Total for the day: 95km with 2,240m of climbing.
 

Attachments

Dec 21, 2013
459
154
73
57
France - moving to Shizuoka
#78
Road bike bits arrived today :) so rebuilt it. How time moves on from 6500 I had before. One thing I miss is my flight deck. Had to buy cordless computer with cadence ( as only used speed and cadence on Flight Deck). New one, to get the correct signal it has to be around 30 degrees from vertical (bottom edge of computer must to a straight line to cadence monitor) looks f__king strange. Plus new one has to many things on the screen at the same time......
 

bawbag

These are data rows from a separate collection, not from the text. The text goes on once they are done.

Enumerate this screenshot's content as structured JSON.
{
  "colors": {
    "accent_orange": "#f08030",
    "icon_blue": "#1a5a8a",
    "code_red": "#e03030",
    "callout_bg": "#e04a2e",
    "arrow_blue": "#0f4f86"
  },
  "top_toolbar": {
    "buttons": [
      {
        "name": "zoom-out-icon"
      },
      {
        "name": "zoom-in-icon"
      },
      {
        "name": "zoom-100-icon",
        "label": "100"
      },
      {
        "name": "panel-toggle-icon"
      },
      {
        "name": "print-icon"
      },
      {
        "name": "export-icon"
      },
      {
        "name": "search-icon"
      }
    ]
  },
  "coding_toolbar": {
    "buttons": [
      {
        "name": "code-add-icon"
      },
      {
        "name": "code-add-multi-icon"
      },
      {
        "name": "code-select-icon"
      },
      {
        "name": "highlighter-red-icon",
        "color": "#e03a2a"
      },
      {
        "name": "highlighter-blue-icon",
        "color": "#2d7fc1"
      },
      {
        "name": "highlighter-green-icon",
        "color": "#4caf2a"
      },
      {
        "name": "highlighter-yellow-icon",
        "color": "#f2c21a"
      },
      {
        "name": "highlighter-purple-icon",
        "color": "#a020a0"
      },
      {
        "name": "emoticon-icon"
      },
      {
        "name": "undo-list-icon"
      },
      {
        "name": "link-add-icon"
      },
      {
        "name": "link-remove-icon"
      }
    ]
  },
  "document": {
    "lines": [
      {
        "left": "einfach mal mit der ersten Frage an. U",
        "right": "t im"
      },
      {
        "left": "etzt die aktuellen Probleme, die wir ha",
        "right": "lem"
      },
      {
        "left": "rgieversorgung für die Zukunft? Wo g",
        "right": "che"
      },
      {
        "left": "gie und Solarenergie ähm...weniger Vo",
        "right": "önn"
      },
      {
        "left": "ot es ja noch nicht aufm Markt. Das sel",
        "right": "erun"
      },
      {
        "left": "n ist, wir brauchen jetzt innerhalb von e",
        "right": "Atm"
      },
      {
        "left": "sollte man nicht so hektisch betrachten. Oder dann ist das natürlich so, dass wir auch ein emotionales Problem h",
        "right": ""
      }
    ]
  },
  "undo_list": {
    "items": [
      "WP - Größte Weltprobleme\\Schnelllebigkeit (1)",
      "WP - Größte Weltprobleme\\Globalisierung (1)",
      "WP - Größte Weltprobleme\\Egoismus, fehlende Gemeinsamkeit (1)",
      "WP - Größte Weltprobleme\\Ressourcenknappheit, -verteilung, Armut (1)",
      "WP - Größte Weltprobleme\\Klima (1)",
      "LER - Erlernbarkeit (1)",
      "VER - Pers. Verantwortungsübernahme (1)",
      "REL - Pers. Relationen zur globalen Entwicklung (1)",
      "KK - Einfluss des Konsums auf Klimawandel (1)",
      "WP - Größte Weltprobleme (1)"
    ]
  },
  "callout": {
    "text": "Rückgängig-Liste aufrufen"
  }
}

Maximum Pace
Mar 20, 2013
433
246
63
Tokyo
#80
I wish! I nicked the image from a random website.
Yeah that's a proper beast. They go for an arm and a leg, but they're great. Weird thing is, the grinder isn't anything special, which any espresso geek knows is where the money should go. Great machine + crap grinder = crap coffee. Okay machine + great grinder = stellar coffee.
 
Likes: rommelgc